Q: The annual AQ New Year’s Eve shows in Buffalo have become one of the most highly anticipated gigs of the year. You’ve come a long way with these. What’s in store for this year?
A: New Year’s Eve in Buffalo has always been a rowdy and memorable affair for Aqueous - our hometown fans are incredible, and there's always a palpable, uniquely Buffalo energy that happens when we play here. We tend to deliver a little something extra special for New Year’s shows, and as anyone can attest that was in attendance at last year's sold-out Town Ballroom show, things can get really crazy in the best ways for our hometown shows. This year, we're rocking Town Ballroom again for 12/31, but we've also offered our fans a special VIP package where they get access to a private show on 12/30 at Nietzsche's, the bands' old stomping grounds.

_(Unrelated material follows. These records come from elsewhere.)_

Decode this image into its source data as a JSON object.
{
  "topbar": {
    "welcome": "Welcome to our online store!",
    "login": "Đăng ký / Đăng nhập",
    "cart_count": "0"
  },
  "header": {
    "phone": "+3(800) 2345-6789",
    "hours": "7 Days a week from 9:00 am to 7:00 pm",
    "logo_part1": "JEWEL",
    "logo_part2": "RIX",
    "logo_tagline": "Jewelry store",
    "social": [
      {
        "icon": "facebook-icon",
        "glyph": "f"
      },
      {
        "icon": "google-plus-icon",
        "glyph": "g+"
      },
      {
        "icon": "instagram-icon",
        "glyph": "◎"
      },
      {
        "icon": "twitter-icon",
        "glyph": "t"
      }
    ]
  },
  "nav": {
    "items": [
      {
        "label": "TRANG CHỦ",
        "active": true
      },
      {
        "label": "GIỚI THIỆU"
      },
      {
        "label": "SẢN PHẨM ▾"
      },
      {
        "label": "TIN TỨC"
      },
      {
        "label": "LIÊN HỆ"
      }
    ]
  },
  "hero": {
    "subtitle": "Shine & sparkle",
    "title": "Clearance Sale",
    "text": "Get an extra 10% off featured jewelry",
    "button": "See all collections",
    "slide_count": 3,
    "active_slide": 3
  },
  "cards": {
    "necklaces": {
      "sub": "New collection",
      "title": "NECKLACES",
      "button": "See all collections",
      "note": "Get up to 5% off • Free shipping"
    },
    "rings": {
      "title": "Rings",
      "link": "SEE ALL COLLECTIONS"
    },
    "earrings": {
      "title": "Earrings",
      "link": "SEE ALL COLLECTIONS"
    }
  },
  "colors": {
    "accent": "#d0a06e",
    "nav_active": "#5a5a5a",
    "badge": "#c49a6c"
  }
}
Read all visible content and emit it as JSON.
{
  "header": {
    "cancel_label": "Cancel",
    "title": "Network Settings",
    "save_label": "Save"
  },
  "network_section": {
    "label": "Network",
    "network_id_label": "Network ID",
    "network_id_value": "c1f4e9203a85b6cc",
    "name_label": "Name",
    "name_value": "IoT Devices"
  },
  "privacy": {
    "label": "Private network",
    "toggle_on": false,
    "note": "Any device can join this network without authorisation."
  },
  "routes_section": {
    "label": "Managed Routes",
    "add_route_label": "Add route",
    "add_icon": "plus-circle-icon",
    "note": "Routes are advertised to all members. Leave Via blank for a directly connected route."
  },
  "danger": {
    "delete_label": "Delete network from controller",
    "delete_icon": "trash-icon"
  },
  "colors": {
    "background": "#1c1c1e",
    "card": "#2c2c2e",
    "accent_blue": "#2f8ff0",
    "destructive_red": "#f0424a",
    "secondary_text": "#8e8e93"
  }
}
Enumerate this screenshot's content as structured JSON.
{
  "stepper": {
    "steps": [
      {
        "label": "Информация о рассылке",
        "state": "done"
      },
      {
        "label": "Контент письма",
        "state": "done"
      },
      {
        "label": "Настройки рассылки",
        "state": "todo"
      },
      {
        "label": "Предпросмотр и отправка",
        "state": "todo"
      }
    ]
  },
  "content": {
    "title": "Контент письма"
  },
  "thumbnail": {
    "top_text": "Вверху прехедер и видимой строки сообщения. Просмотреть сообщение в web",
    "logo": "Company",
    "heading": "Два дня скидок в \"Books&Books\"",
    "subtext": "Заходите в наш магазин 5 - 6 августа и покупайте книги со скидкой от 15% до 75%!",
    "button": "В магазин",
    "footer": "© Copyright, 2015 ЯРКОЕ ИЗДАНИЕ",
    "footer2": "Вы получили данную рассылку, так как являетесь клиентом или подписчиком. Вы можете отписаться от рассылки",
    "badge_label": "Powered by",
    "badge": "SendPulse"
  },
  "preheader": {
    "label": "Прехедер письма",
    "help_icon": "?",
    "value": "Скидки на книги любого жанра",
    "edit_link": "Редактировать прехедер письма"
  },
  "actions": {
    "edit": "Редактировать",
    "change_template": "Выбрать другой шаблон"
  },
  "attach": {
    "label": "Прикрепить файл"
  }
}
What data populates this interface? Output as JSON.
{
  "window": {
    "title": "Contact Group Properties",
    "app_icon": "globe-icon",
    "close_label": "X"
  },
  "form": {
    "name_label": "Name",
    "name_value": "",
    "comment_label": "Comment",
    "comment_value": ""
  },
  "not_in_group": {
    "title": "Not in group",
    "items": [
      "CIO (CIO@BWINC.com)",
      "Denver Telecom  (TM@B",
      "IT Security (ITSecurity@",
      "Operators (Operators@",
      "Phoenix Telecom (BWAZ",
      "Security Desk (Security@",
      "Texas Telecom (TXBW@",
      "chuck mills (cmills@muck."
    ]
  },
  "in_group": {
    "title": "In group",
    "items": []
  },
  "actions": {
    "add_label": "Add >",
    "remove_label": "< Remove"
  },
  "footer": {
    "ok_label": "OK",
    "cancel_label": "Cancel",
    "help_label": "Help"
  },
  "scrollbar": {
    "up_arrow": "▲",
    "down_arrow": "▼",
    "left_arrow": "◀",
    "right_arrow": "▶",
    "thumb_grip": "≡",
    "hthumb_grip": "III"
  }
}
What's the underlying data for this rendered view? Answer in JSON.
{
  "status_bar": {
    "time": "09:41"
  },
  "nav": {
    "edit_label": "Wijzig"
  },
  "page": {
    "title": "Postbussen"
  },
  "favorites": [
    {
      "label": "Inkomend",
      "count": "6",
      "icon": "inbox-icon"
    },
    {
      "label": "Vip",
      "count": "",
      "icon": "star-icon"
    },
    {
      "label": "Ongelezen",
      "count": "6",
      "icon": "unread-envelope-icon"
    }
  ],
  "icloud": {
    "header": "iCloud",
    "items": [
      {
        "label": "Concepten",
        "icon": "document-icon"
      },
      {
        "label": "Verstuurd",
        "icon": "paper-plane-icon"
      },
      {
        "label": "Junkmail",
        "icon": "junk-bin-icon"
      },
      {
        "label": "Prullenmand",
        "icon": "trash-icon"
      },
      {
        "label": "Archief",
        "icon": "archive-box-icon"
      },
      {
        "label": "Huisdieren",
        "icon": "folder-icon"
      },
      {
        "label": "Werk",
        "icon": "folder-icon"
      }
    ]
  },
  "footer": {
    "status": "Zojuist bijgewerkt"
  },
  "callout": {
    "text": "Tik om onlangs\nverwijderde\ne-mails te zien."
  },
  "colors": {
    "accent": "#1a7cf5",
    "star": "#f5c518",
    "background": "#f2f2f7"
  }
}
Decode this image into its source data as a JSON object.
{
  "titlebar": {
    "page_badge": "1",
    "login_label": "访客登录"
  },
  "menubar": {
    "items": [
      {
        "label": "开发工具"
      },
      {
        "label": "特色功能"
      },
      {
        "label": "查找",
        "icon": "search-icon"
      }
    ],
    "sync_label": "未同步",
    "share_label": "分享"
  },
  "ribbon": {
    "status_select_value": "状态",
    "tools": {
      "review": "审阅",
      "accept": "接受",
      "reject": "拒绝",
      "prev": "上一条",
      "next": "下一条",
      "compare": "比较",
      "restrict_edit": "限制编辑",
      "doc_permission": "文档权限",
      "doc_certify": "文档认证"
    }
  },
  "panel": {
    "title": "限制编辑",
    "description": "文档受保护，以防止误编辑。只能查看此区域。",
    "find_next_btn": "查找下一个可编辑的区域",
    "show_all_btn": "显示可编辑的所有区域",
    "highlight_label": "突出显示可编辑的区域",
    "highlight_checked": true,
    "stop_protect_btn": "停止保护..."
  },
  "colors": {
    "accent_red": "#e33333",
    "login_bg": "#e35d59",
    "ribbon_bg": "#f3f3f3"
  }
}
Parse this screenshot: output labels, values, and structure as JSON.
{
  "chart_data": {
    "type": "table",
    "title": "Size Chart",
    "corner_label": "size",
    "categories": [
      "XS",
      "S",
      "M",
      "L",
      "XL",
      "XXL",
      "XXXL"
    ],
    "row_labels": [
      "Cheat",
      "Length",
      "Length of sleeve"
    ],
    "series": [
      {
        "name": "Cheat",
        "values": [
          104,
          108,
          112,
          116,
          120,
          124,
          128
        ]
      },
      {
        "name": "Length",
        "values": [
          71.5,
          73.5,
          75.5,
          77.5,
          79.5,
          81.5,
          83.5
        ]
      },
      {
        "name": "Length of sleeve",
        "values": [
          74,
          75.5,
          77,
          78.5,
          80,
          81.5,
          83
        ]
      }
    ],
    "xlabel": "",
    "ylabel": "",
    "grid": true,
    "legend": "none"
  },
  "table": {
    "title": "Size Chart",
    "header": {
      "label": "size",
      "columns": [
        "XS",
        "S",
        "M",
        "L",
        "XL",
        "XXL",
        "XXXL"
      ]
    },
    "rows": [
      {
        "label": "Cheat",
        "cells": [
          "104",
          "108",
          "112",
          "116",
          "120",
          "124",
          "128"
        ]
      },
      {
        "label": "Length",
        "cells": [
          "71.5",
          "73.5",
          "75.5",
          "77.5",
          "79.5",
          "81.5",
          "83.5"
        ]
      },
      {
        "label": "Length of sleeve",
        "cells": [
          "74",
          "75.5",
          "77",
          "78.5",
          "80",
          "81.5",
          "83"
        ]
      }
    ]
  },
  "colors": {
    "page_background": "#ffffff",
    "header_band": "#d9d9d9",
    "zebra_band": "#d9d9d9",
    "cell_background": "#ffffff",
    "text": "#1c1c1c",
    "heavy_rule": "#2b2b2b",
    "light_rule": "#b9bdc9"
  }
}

Q: You’ve traveled consistently for years now. Has this given you a different perspective on Buffalo – the music scene, and the city itself?
A: If anything, it's made us truly appreciate how rich of an arts culture we have here in Buffalo. We've got world-class musicians and artists, paired with a supportive scene for original music, a myriad of thriving music venues, amazing and original jazz, hip-hop, folk, rock, pop, soul, and indie bands and musicians, art galleries and installations, incredible food, music festivals, access to affordable recording studios - we've got it all.
Beyond music, the city itself has so much to offer, and people are uniquely kind here, too. Aqueous honestly owes everything to our fans here in Buffalo. It was their love, pride and belief in our band from really early on that helped propel us first onto a regional scene, and then ultimately to the national scale, primarily by word of mouth from a small and passionate group that was seeing us with maybe 10 other people when we were first playing at places around town like Pearl Street and DBGB's and Mr. Goodbar, in the early 2010's.
It's a rare gift to come up in a city where there is such a sustained and tangible sense of pride. Buffalo is just a really proud city, and I get a sense that whatever level of success we've experienced thus far has an awful lot to do with the people that were lifting us up from the beginning right here in Buffalo. That pride is a strong part of the whole foundation that we take with us on the road. Our band's identity is inherently Buffalonian, and we feel a deep sense of gratitude toward this city and its people, and an even stronger sense of pride and responsibility for representing it.